By the 19th century, the Victorian preoccupation for domestic respectability caused the emergence of cookery publishing in their contemporary form. Although eclipsed in reputation and regard by Isabella Beeton, the very first modern cookery writer and compiler of recipes for the home was Eliza Acton. Her groundbreaking cookbook, Contemporary Cookery for Private Families published in 1845, was aimed at the domestic reader rather than the skilled cook or chef. This is hugely powerful, establishing the format for modern writing about cookery. It presented the now-universal exercise of record the elements and suggested cooking times with each recipe. It involved the initial formula for Brussels sprouts. Modern cooking Delia Smith called Acton “the best author of recipes in the English language.” Modern Cookery extended lasted Acton, remaining on the net until 1914 and available now in facsimile.

Acton’s work was a significant impact on Isabella Beeton, who published Mrs Beeton’s Guide of Household Management in 24 regular areas between 1857 and 1861. This is helpful tips to running a Victorian family, with advice on style, child care, dog husbandry, poisons, the management of servants, technology, religion, and industrialism. Of the 1,112 pages, around 900 covered recipes. Most were illustrated with coloured engravings. It is said that lots of the recipes were plagiarised from earlier writers such as for example Acton, however the Beetons never said that the book’s contents were original. It had been supposed as a trusted manual for the aspirant center classes.

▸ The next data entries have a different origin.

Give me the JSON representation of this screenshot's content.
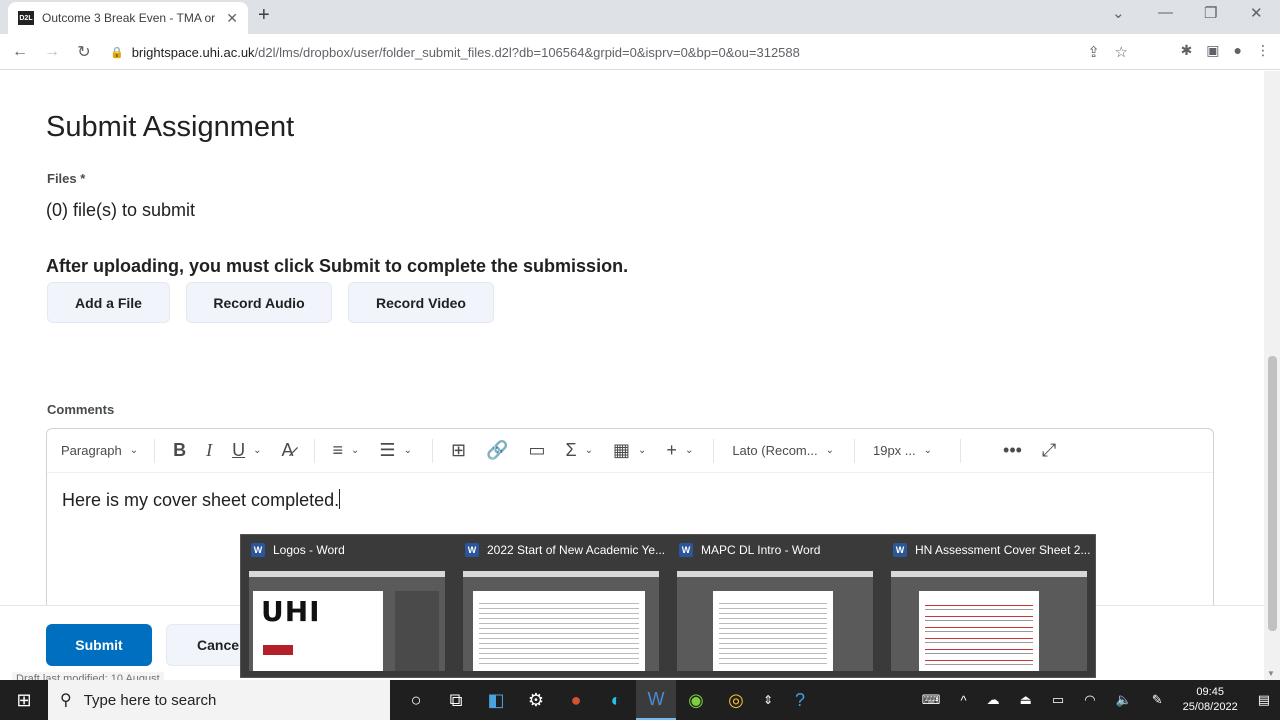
{
  "browser": {
    "tab_title": "Outcome 3 Break Even - TMA or",
    "favicon_text": "D2L",
    "url_domain": "brightspace.uhi.ac.uk",
    "url_path": "/d2l/lms/dropbox/user/folder_submit_files.d2l?db=106564&grpid=0&isprv=0&bp=0&ou=312588"
  },
  "page": {
    "title": "Submit Assignment",
    "files_label": "Files",
    "files_required_mark": "*",
    "files_count": "(0) file(s) to submit",
    "notice": "After uploading, you must click Submit to complete the submission.",
    "buttons": {
      "add_file": "Add a File",
      "record_audio": "Record Audio",
      "record_video": "Record Video"
    },
    "comments_label": "Comments"
  },
  "editor": {
    "paragraph": "Paragraph",
    "font": "Lato (Recom...",
    "size": "19px ...",
    "content": "Here is my cover sheet completed."
  },
  "footer": {
    "submit": "Submit",
    "cancel": "Cancel",
    "draft_note": "Draft last modified: 10 August"
  },
  "thumbnails": [
    {
      "title": "Logos - Word"
    },
    {
      "title": "2022 Start of New Academic Ye..."
    },
    {
      "title": "MAPC DL Intro - Word"
    },
    {
      "title": "HN Assessment Cover Sheet 2..."
    }
  ],
  "thumb_logo_text": "UHI",
  "taskbar": {
    "search_placeholder": "Type here to search",
    "time": "09:45",
    "date": "25/08/2022"
  },
  "colors": {
    "primary": "#006fbf",
    "button_bg": "#f1f5fb",
    "taskbar": "#1f1f1f",
    "word": "#2b579a"
  }
}
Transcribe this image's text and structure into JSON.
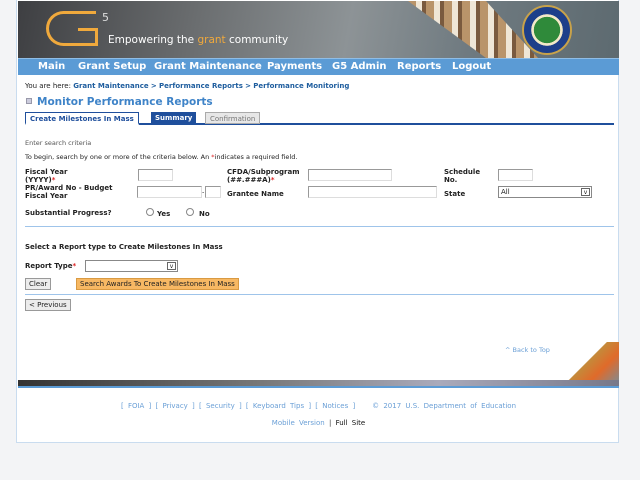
{
  "banner": {
    "logo": "G5",
    "tagline_pre": "Empowering the ",
    "tagline_accent": "grant",
    "tagline_post": " community",
    "seal": "Department of Education seal"
  },
  "nav": [
    "Main",
    "Grant Setup",
    "Grant Maintenance",
    "Payments",
    "G5 Admin",
    "Reports",
    "Logout"
  ],
  "breadcrumb": {
    "prefix": "You are here:",
    "items": [
      "Grant Maintenance",
      "Performance Reports",
      "Performance Monitoring"
    ],
    "sep": ">"
  },
  "page_title": "Monitor Performance Reports",
  "tabs": [
    {
      "label": "Create Milestones In Mass",
      "state": "active"
    },
    {
      "label": "Summary",
      "state": "enabled"
    },
    {
      "label": "Confirmation",
      "state": "disabled"
    }
  ],
  "form": {
    "intro": "Enter search criteria",
    "instructions_pre": "To begin, search by one or more of the criteria below.   An ",
    "instructions_post": "indicates a required field.",
    "fiscal_year_l1": "Fiscal Year",
    "fiscal_year_l2": "(YYYY)",
    "cfda_l1": "CFDA/Subprogram",
    "cfda_l2": "(##.###A)",
    "schedule_l1": "Schedule",
    "schedule_l2": "No.",
    "award_l1": "PR/Award No - Budget",
    "award_l2": "Fiscal Year",
    "award_sep": "-",
    "grantee": "Grantee Name",
    "state": "State",
    "state_value": "All",
    "progress": "Substantial Progress?",
    "yes": "Yes",
    "no": "No",
    "section2": "Select a Report type to Create Milestones In Mass",
    "report_type": "Report Type",
    "report_value": "",
    "clear": "Clear",
    "search": "Search Awards To Create Milestones In Mass",
    "previous": "< Previous"
  },
  "back_to_top": "^ Back to Top",
  "footer": {
    "links": [
      "FOIA",
      "Privacy",
      "Security",
      "Keyboard Tips",
      "Notices"
    ],
    "copyright": "© 2017 U.S. Department of Education",
    "mobile": "Mobile Version",
    "sep": "|",
    "full": "Full Site"
  },
  "colors": {
    "nav": "#5b9bd5",
    "accent": "#f0a93c",
    "tab_active": "#1f4f9c",
    "search_button": "#f7b863"
  }
}
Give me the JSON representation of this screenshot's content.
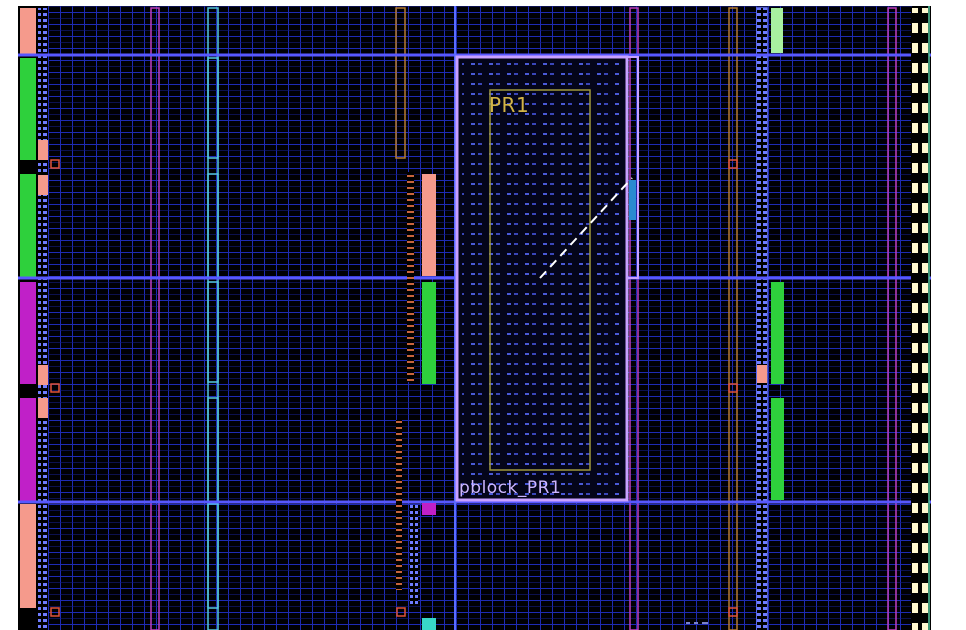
{
  "device_view": {
    "colors": {
      "background": "#000000",
      "fabric_grid": "#1e2bb5",
      "clock_region_line": "#5858ff",
      "column_blue": "#6f7cff",
      "column_magenta": "#c040c0",
      "column_cyan": "#55c8e0",
      "column_orange": "#b67a32",
      "pblock_outline": "#c8a0ff",
      "pr1_outline": "#a09a3c",
      "pr1_label": "#d2b448",
      "pblock_label": "#cdb6ff",
      "net_line": "#ffffff",
      "green": "#2ed03c",
      "magenta": "#c020c8",
      "salmon": "#f59a8c",
      "light_green": "#a8f0a0",
      "cream": "#fff8d0",
      "teal": "#38d6c8"
    },
    "pblock_name": "pblock_PR1",
    "partition_name": "PR1"
  }
}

The American cook Fannie Farmer (1857–1915) printed in 1896 her popular perform The Boston Cooking College Cook book which covered some 1,849 recipes.